-------- MATERIALS PROVIDED
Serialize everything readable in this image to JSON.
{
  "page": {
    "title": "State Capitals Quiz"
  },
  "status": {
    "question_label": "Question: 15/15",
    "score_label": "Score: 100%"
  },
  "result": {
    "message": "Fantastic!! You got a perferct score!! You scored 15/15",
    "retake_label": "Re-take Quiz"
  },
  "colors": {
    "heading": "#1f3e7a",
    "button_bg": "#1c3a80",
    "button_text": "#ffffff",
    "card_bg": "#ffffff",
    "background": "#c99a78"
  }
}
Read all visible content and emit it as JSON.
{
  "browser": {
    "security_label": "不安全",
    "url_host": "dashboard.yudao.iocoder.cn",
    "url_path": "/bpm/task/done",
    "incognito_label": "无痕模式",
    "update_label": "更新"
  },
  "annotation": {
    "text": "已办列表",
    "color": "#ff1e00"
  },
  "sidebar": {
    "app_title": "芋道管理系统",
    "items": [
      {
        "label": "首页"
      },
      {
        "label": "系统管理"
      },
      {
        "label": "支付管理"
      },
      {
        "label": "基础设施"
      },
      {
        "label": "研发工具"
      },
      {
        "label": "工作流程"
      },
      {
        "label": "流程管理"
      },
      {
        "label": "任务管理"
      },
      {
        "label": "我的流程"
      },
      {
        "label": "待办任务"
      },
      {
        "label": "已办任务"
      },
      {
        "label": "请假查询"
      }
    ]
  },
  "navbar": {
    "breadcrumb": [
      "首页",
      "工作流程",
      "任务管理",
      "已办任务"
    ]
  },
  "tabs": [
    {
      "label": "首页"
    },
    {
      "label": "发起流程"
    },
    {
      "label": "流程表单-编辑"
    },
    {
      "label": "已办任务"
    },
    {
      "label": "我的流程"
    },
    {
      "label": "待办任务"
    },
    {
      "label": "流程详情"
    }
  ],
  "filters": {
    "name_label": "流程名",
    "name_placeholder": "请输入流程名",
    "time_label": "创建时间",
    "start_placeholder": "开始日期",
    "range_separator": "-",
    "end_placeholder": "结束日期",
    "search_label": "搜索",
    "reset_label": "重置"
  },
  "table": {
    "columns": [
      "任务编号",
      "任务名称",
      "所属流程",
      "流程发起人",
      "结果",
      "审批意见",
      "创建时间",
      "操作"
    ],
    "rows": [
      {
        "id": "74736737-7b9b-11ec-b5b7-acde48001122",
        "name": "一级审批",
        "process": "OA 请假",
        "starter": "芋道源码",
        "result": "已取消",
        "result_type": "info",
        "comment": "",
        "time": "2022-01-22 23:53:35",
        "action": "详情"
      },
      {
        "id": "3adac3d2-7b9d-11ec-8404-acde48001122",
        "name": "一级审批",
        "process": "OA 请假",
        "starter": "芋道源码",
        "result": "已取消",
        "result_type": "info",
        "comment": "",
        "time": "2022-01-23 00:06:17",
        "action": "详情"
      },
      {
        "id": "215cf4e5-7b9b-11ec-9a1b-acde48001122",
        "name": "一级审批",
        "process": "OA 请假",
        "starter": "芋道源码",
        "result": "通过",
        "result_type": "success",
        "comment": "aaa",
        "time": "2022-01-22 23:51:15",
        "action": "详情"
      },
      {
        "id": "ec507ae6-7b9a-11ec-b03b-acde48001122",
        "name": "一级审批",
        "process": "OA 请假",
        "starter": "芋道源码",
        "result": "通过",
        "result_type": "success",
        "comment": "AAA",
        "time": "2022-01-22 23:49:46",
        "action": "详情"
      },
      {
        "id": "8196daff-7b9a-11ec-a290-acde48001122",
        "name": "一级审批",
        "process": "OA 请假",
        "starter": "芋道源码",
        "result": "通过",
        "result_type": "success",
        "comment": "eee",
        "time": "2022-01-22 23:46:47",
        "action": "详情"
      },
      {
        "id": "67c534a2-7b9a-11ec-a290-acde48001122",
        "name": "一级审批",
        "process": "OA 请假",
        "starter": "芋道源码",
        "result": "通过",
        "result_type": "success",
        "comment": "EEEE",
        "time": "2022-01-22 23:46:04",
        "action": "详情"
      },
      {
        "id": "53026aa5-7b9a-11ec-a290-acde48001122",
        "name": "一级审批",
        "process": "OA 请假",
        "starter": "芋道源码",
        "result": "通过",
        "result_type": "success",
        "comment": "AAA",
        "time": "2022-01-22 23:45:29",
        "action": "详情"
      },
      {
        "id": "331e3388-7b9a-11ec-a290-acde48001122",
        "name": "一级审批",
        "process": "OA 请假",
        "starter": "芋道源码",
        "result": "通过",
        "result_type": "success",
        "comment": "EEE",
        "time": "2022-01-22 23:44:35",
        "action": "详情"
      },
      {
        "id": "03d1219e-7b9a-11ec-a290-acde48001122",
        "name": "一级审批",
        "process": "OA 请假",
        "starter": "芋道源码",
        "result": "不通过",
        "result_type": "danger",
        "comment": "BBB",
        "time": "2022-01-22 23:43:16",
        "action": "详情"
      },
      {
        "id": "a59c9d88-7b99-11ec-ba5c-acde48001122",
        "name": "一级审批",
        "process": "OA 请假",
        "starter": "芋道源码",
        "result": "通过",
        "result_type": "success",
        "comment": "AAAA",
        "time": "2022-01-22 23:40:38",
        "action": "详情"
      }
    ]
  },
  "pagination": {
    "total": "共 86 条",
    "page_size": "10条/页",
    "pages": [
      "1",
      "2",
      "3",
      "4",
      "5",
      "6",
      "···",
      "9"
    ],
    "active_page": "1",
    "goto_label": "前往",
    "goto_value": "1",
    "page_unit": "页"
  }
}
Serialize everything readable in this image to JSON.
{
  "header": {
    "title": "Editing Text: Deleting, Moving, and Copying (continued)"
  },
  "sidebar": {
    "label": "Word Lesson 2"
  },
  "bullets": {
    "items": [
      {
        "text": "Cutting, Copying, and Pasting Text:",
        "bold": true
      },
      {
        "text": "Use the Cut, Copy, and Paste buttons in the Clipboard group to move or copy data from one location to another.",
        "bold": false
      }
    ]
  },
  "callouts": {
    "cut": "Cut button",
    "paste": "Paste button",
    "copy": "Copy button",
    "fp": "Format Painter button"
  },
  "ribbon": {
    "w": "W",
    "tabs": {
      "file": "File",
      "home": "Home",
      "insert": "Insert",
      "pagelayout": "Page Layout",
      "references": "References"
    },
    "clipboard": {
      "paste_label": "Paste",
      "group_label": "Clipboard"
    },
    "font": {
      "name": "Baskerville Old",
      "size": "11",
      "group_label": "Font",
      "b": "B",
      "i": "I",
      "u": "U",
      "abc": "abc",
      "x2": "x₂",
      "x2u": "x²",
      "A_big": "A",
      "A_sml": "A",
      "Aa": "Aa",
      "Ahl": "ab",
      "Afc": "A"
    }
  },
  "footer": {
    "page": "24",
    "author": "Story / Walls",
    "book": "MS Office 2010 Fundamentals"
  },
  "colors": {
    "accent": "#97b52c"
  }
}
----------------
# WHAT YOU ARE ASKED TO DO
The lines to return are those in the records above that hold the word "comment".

# WRITTEN ANSWER
        "comment": "",
        "comment": "",
        "comment": "aaa",
        "comment": "AAA",
        "comment": "eee",
        "comment": "EEEE",
        "comment": "AAA",
        "comment": "EEE",
        "comment": "BBB",
        "comment": "AAAA",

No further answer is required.